News & Events / Task Force Releases Interim Report Charting New Ocean Policy
Task Force Releases Interim Report Charting New Ocean Policy
Beveridge & Diamond, P.C., October 9, 2009

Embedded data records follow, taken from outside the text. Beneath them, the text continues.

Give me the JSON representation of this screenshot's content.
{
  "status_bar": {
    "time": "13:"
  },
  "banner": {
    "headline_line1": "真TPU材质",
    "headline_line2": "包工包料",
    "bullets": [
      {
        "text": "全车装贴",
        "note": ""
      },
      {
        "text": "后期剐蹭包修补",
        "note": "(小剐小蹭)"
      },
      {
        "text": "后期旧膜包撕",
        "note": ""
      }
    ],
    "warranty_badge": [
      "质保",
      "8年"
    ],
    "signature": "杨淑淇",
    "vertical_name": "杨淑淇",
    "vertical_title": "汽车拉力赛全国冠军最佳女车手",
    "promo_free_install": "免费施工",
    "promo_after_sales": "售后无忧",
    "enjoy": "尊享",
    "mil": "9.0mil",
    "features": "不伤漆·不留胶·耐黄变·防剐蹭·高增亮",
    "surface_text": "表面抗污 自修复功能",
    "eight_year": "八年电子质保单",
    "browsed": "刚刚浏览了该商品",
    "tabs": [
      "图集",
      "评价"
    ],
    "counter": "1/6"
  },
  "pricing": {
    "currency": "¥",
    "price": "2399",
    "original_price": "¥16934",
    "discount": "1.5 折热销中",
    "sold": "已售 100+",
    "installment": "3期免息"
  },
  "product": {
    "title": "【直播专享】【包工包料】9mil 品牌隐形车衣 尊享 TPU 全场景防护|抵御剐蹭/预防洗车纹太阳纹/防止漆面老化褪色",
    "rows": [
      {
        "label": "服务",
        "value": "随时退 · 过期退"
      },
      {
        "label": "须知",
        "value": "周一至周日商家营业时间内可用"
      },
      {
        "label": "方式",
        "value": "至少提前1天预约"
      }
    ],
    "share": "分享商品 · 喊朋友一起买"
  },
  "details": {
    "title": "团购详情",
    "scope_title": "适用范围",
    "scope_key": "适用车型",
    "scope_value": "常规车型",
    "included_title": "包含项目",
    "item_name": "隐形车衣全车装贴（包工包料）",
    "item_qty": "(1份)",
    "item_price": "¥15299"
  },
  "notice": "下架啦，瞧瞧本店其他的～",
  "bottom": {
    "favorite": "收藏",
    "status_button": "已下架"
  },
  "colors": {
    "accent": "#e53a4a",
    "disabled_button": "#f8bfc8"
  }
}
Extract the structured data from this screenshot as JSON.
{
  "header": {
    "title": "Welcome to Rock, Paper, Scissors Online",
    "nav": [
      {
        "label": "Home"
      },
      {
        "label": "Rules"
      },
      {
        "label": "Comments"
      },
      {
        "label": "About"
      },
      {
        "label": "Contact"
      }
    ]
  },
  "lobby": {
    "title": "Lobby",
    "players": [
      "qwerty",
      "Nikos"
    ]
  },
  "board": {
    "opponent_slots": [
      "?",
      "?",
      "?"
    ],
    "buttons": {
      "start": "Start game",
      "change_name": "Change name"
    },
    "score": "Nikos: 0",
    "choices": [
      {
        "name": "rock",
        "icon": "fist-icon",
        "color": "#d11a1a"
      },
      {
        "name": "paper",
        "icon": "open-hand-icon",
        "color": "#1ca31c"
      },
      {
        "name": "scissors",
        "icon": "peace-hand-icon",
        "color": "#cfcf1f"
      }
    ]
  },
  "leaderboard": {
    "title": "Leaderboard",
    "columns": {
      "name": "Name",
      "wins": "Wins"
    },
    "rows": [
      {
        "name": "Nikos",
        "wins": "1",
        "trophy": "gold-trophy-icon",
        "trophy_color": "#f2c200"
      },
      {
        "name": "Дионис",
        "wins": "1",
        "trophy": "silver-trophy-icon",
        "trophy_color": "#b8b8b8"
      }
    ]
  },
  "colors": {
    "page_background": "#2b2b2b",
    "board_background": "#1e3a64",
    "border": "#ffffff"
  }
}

On September 10, 2009, the newly-formed Interagency Ocean Policy Task Force released an interim report recommending a national ocean, coastal, and Great Lakes policy, an implementation strategy to meet suggested policy goals, and a coordination framework to ensure integration across jurisdictional lines. The Interim Report of the Interagency Ocean Policy Task Force was issued just 90 days after President Obama established the Interagency Ocean Policy Task Force on June 12, 2009, led by Nancy Sutley, Council on Environmental Quality Chair, and composed of senior government officials from the U.S. Committee on Ocean Policy. President Obama instructed the Task Force to recommend a national policy that both ensures the protection, maintenance, and restoration of ocean, coastal, and Great Lakes ecosystems and supports sustainable ocean and coastal economies, and a framework for coastal and marine spatial planning that addresses economic activity, conservation, user conflict, and sustainable use of ocean, coastal, and Great Lakes resources. The Interim Report is open for public comment until October 17, 2009.
The Proposed National Ocean Policy
In the Interim Report, the Task Force proposes a national policy that takes a comprehensive approach to stewardship that is a model of “balanced, productive, efficient, sustainable, and informed ocean, coastal, and Great Lakes use, management, and conservation within the global community.” To this end, the Task Force recommends several general principles including sustainable, secure, and productive uses of the oceans, our coasts, and the Great Lakes in a manner that prevents or minimizes adverse environmental effects, while also harmonizing competing ocean, coastal, and Great Lake uses. To implement the draft national policy, the Interim Report advocates adopting an ecosystem-based management approach and utilizing coastal and marine spatial planning and management. Task Force members believe that coastal and marine spatial planning is an objective way to balance ocean, coastal, and Great Lakes uses and reduce cumulative impacts on the water environment from multiple human uses. The Task Force also identifies areas of special emphasis for implementation of its policy, including: climate change and ocean acidification, regional ecosystem protection and restoration, and water quality and sustainable land use.
This Task Force is the latest effort in a series of recent efforts to finally develop a comprehensive U.S. oceans policy. The Interim Report builds upon reports developed by the U.S. Commission on Ocean Policy and the Pew Oceans Commission in 2004 and 2003, respectively. After the U.S. Commission concluded, President George W. Bush issued Executive Order 13366 establishing the U.S Committee on Ocean Policy to advise the President on implementation of ocean policies. The new Task Force suggests modifying the structure of this existing Committee to give it a stronger mandate and direction. It proposes creating a National Ocean Council co-chaired by the Council on Environmental Quality Chair and the Director of the Office of Science and Technology Policy.
Marine Spatial Planning
In addition to the national policy mandate, President Obama directed Task Force members to recommend a comprehensive framework for coastal and marine spatial planning that addresses economic activity, conservation, user conflict, and sustainable use of ocean, coastal, and Great Lakes resources by the end of 2009. Marine spatial planning, an ecosystem management and planning tool that can be used to appropriately manage marine waters and minimize user conflicts, is used in Europe and is also being developed in Rhode Island and Massachusetts, among other states.
Opportunities to Comment
The Task Force is accepting public comments on its Interim Report on its website until October 17, 2009. Go to: http://www.whitehouse.gov/